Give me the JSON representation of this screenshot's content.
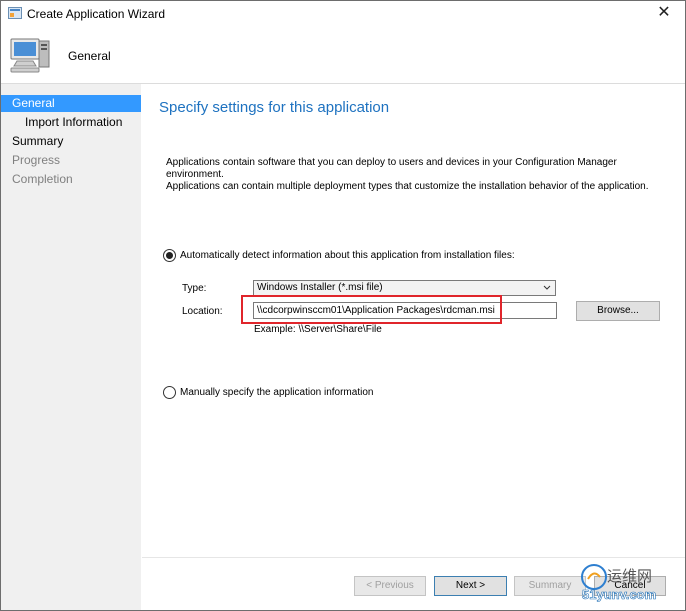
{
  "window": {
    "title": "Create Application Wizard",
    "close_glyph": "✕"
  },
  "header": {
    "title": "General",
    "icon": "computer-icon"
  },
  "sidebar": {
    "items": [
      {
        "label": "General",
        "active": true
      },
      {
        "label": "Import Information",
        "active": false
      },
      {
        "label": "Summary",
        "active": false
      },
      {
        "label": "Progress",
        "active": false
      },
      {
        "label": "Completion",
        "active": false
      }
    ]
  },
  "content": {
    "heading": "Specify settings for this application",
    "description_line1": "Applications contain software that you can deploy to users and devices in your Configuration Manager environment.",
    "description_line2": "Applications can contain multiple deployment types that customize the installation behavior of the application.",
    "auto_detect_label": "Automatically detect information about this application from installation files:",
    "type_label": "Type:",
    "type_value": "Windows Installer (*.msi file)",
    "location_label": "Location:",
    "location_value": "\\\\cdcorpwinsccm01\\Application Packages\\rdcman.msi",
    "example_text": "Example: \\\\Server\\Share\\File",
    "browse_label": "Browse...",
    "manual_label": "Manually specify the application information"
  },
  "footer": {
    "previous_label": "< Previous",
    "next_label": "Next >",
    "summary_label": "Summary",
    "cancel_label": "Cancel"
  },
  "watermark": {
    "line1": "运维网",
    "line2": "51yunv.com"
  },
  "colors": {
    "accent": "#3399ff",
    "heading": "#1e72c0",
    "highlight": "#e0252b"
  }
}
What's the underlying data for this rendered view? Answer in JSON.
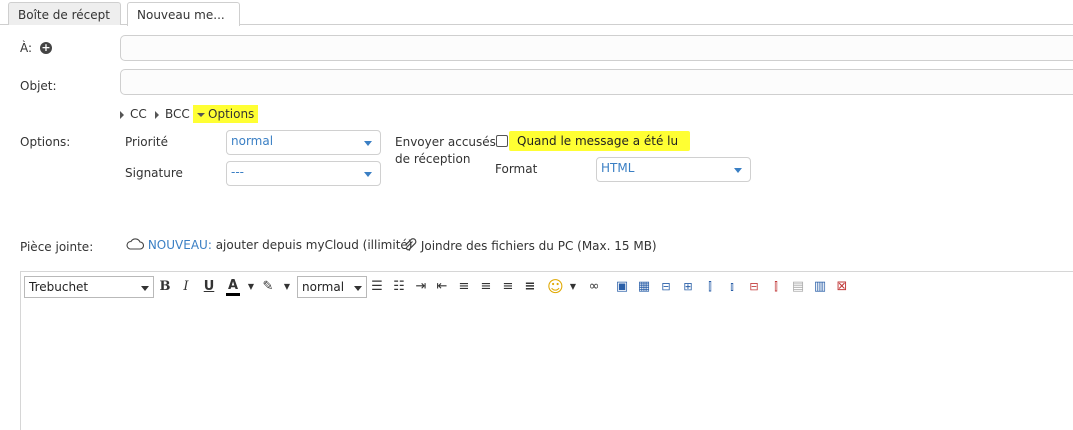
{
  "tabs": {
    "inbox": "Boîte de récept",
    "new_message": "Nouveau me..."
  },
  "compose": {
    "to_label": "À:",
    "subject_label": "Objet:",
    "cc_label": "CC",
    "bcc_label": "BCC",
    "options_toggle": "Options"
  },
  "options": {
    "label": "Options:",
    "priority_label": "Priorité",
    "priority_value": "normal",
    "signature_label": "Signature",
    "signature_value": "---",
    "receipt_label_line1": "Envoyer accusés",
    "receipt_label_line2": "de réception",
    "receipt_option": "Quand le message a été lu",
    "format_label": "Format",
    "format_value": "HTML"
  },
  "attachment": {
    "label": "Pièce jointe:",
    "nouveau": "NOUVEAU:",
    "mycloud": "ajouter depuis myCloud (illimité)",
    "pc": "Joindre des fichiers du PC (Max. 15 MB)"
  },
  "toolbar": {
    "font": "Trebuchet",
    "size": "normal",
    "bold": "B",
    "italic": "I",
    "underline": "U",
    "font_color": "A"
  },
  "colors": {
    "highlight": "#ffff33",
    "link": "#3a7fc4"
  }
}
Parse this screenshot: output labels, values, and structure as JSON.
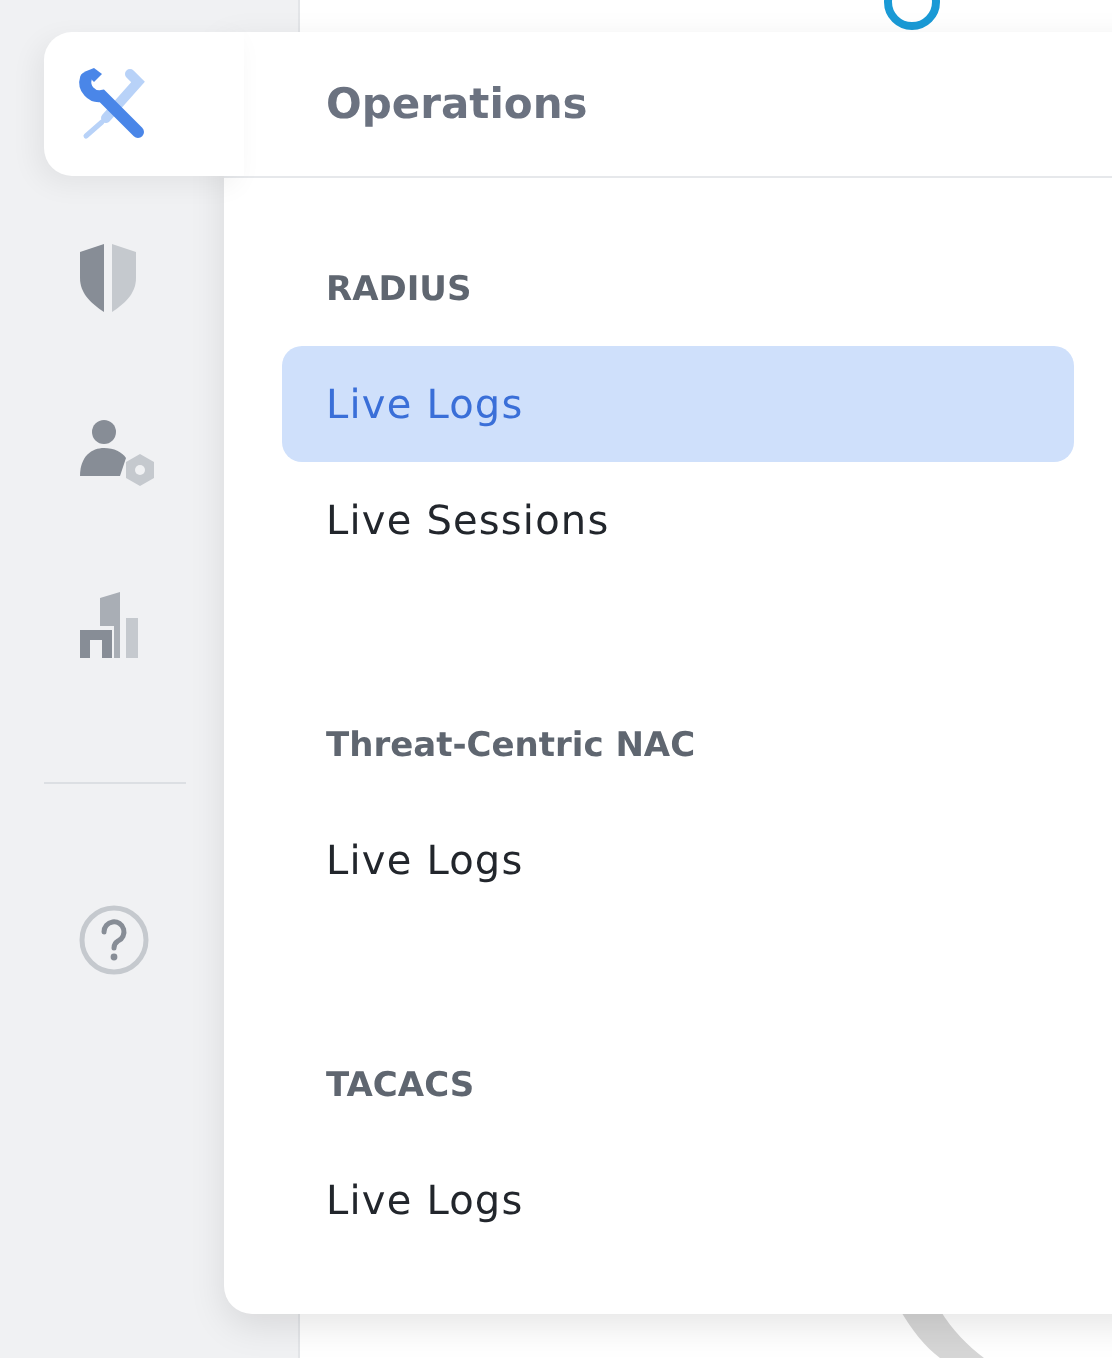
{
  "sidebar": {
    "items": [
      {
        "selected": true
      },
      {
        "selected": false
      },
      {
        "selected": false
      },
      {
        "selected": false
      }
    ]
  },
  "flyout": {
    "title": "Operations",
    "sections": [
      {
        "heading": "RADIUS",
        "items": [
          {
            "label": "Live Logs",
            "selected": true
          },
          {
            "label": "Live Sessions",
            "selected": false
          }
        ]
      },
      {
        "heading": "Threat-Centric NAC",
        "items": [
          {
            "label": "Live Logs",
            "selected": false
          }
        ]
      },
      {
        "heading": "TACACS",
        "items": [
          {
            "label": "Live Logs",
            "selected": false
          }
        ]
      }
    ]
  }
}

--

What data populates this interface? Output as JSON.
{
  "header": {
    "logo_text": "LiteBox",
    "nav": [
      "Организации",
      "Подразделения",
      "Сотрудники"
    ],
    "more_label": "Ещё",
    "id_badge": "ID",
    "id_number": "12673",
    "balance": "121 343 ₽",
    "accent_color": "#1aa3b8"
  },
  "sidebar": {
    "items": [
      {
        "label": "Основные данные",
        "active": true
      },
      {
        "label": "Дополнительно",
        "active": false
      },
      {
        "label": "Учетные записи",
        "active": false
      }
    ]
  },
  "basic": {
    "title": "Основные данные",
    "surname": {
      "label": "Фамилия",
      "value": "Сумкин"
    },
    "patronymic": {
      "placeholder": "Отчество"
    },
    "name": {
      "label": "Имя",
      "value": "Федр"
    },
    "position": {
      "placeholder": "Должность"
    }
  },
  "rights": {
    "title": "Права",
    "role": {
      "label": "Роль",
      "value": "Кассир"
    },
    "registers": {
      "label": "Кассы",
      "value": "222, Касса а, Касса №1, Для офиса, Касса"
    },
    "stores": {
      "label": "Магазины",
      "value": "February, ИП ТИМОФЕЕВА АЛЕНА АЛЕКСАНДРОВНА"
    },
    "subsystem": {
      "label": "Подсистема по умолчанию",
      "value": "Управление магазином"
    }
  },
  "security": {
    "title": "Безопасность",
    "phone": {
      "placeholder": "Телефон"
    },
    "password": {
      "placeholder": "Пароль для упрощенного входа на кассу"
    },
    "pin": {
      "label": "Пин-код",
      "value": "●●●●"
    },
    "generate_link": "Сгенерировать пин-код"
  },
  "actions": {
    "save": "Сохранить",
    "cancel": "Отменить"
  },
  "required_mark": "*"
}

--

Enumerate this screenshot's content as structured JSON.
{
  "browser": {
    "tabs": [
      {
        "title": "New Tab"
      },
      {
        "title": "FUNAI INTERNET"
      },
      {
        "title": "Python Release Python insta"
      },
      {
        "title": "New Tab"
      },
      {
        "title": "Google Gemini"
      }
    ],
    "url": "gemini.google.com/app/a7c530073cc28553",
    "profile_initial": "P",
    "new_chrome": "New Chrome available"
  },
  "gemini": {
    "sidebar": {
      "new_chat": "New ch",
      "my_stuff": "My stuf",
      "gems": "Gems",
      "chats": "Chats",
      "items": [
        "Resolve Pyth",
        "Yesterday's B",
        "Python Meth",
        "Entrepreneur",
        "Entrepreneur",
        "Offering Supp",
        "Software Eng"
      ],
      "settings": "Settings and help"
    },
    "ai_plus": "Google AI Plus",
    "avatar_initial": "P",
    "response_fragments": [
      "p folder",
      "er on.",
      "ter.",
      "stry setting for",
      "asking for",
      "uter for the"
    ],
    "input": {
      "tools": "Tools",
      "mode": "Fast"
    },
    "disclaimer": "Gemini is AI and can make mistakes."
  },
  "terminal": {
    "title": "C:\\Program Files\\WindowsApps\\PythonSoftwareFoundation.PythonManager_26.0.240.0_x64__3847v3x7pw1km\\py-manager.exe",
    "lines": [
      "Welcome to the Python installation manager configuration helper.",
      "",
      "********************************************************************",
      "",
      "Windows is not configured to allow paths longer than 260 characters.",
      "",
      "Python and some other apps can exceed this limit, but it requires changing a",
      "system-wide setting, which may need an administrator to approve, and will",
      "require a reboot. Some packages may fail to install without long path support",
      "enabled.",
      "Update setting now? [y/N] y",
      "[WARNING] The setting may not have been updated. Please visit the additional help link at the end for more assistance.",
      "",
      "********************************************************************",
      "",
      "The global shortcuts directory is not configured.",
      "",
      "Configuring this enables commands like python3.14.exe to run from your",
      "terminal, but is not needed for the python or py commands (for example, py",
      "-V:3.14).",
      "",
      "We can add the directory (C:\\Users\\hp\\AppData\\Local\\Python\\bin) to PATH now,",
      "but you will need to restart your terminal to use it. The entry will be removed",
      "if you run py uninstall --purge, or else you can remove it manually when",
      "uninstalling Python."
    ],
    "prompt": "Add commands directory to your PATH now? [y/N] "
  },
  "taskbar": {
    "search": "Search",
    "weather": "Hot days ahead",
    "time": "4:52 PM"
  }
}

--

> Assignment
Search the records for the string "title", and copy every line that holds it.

> Answer area
    "title": "Create Application Wizard",
    "title": "General",
    "title": "Operations",
    "title": "Основные данные",
    "title": "Права",
    "title": "Безопасность",
        "title": "New Tab"
        "title": "FUNAI INTERNET"
        "title": "Python Release Python insta"
        "title": "New Tab"
        "title": "Google Gemini"
    "title": "C:\\Program Files\\WindowsApps\\PythonSoftwareFoundation.PythonManager_26.0.240.0_x64__3847v3x7pw1km\\py-manager.exe",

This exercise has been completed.